* Task statement:
Nothing in the data may change. Copy all of it exactly.

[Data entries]
================================

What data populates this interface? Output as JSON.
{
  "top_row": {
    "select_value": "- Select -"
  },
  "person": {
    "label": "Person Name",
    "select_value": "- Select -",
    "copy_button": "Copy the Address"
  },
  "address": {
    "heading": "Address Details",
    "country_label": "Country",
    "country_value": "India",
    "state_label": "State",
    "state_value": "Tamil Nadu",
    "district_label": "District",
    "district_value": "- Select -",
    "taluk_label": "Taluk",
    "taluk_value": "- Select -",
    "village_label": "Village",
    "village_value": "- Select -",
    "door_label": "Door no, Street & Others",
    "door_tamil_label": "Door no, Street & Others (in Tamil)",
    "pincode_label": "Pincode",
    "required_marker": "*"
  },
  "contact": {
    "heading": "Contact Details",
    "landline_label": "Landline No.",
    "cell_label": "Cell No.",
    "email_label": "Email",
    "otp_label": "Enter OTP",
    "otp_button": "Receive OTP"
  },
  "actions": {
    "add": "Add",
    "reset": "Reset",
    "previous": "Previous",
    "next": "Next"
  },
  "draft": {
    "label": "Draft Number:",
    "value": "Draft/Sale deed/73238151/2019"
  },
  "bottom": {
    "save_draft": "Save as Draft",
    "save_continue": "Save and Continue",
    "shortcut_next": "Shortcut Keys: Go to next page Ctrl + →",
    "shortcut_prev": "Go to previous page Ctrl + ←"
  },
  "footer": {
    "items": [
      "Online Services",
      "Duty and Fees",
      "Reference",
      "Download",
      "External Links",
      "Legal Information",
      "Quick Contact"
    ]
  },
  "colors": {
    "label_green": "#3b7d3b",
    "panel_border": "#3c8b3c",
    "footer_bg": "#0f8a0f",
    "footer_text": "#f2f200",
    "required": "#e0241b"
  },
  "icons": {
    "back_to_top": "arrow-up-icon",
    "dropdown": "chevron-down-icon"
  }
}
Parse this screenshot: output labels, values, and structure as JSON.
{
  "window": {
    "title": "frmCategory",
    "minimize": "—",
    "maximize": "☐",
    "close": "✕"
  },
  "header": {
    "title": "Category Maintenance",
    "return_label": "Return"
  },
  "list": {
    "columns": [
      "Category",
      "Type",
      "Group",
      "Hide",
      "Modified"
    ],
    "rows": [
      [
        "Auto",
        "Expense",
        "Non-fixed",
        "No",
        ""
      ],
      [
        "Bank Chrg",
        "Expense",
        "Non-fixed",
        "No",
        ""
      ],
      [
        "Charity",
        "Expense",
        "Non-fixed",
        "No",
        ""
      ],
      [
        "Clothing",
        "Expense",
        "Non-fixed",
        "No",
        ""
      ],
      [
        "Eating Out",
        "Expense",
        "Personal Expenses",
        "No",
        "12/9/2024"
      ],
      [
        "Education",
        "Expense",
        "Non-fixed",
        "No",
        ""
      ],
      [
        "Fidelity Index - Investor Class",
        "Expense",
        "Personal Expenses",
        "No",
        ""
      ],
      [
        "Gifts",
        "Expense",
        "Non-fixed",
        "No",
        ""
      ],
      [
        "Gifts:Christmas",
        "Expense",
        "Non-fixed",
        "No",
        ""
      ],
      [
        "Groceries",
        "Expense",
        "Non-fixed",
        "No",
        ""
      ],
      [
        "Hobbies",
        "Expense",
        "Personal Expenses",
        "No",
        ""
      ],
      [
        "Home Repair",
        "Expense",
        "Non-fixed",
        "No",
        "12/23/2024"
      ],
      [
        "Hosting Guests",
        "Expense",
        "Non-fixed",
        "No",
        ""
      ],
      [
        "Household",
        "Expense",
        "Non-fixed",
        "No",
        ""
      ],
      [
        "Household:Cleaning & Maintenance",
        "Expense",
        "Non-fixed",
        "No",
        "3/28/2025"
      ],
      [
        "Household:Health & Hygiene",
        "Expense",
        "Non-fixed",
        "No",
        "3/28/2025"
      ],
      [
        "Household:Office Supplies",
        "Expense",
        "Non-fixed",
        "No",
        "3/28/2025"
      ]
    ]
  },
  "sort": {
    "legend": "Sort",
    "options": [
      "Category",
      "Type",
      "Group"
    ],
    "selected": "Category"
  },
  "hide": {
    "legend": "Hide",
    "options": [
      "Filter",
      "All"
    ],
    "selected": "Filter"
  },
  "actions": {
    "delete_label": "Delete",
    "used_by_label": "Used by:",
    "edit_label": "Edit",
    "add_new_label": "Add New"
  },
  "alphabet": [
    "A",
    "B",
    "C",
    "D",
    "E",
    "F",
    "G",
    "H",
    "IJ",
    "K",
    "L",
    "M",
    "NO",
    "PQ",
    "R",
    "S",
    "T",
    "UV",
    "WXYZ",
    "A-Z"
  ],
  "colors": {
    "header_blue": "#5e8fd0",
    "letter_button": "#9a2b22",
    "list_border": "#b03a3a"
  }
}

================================

* Result:
What data populates this interface? Output as JSON.
{
  "top_row": {
    "select_value": "- Select -"
  },
  "person": {
    "label": "Person Name",
    "select_value": "- Select -",
    "copy_button": "Copy the Address"
  },
  "address": {
    "heading": "Address Details",
    "country_label": "Country",
    "country_value": "India",
    "state_label": "State",
    "state_value": "Tamil Nadu",
    "district_label": "District",
    "district_value": "- Select -",
    "taluk_label": "Taluk",
    "taluk_value": "- Select -",
    "village_label": "Village",
    "village_value": "- Select -",
    "door_label": "Door no, Street & Others",
    "door_tamil_label": "Door no, Street & Others (in Tamil)",
    "pincode_label": "Pincode",
    "required_marker": "*"
  },
  "contact": {
    "heading": "Contact Details",
    "landline_label": "Landline No.",
    "cell_label": "Cell No.",
    "email_label": "Email",
    "otp_label": "Enter OTP",
    "otp_button": "Receive OTP"
  },
  "actions": {
    "add": "Add",
    "reset": "Reset",
    "previous": "Previous",
    "next": "Next"
  },
  "draft": {
    "label": "Draft Number:",
    "value": "Draft/Sale deed/73238151/2019"
  },
  "bottom": {
    "save_draft": "Save as Draft",
    "save_continue": "Save and Continue",
    "shortcut_next": "Shortcut Keys: Go to next page Ctrl + →",
    "shortcut_prev": "Go to previous page Ctrl + ←"
  },
  "footer": {
    "items": [
      "Online Services",
      "Duty and Fees",
      "Reference",
      "Download",
      "External Links",
      "Legal Information",
      "Quick Contact"
    ]
  },
  "colors": {
    "label_green": "#3b7d3b",
    "panel_border": "#3c8b3c",
    "footer_bg": "#0f8a0f",
    "footer_text": "#f2f200",
    "required": "#e0241b"
  },
  "icons": {
    "back_to_top": "arrow-up-icon",
    "dropdown": "chevron-down-icon"
  }
}
Parse this screenshot: output labels, values, and structure as JSON.
{
  "window": {
    "title": "frmCategory",
    "minimize": "—",
    "maximize": "☐",
    "close": "✕"
  },
  "header": {
    "title": "Category Maintenance",
    "return_label": "Return"
  },
  "list": {
    "columns": [
      "Category",
      "Type",
      "Group",
      "Hide",
      "Modified"
    ],
    "rows": [
      [
        "Auto",
        "Expense",
        "Non-fixed",
        "No",
        ""
      ],
      [
        "Bank Chrg",
        "Expense",
        "Non-fixed",
        "No",
        ""
      ],
      [
        "Charity",
        "Expense",
        "Non-fixed",
        "No",
        ""
      ],
      [
        "Clothing",
        "Expense",
        "Non-fixed",
        "No",
        ""
      ],
      [
        "Eating Out",
        "Expense",
        "Personal Expenses",
        "No",
        "12/9/2024"
      ],
      [
        "Education",
        "Expense",
        "Non-fixed",
        "No",
        ""
      ],
      [
        "Fidelity Index - Investor Class",
        "Expense",
        "Personal Expenses",
        "No",
        ""
      ],
      [
        "Gifts",
        "Expense",
        "Non-fixed",
        "No",
        ""
      ],
      [
        "Gifts:Christmas",
        "Expense",
        "Non-fixed",
        "No",
        ""
      ],
      [
        "Groceries",
        "Expense",
        "Non-fixed",
        "No",
        ""
      ],
      [
        "Hobbies",
        "Expense",
        "Personal Expenses",
        "No",
        ""
      ],
      [
        "Home Repair",
        "Expense",
        "Non-fixed",
        "No",
        "12/23/2024"
      ],
      [
        "Hosting Guests",
        "Expense",
        "Non-fixed",
        "No",
        ""
      ],
      [
        "Household",
        "Expense",
        "Non-fixed",
        "No",
        ""
      ],
      [
        "Household:Cleaning & Maintenance",
        "Expense",
        "Non-fixed",
        "No",
        "3/28/2025"
      ],
      [
        "Household:Health & Hygiene",
        "Expense",
        "Non-fixed",
        "No",
        "3/28/2025"
      ],
      [
        "Household:Office Supplies",
        "Expense",
        "Non-fixed",
        "No",
        "3/28/2025"
      ]
    ]
  },
  "sort": {
    "legend": "Sort",
    "options": [
      "Category",
      "Type",
      "Group"
    ],
    "selected": "Category"
  },
  "hide": {
    "legend": "Hide",
    "options": [
      "Filter",
      "All"
    ],
    "selected": "Filter"
  },
  "actions": {
    "delete_label": "Delete",
    "used_by_label": "Used by:",
    "edit_label": "Edit",
    "add_new_label": "Add New"
  },
  "alphabet": [
    "A",
    "B",
    "C",
    "D",
    "E",
    "F",
    "G",
    "H",
    "IJ",
    "K",
    "L",
    "M",
    "NO",
    "PQ",
    "R",
    "S",
    "T",
    "UV",
    "WXYZ",
    "A-Z"
  ],
  "colors": {
    "header_blue": "#5e8fd0",
    "letter_button": "#9a2b22",
    "list_border": "#b03a3a"
  }
}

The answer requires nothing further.